- [TASK TO CARRY OUT]:
Whenever the word "this" turns up in a line of the data below, copy that line.

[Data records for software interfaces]
-- Opening Marker --
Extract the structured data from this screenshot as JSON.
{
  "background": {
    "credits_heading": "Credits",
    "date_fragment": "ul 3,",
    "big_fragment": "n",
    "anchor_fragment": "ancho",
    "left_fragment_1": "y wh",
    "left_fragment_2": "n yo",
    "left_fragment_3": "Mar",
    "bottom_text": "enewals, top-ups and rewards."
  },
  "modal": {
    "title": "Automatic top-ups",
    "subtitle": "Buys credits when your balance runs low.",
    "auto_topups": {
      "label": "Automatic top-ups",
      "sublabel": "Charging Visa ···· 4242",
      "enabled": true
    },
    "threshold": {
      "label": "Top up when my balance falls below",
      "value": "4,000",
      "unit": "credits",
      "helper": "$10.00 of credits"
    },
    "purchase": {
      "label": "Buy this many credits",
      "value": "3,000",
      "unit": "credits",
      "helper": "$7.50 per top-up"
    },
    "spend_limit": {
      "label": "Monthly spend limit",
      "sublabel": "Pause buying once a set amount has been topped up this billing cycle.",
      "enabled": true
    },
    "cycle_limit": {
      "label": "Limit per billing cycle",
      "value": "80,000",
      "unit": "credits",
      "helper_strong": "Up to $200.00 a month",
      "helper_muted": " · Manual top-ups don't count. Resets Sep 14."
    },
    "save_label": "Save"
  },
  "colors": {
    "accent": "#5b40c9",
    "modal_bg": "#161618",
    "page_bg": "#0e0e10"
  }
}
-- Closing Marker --
- [EXPECTED ANSWER]:
Extract the structured data from this screenshot as JSON.
      "label": "Buy this many credits",
      "sublabel": "Pause buying once a set amount has been topped up this billing cycle.",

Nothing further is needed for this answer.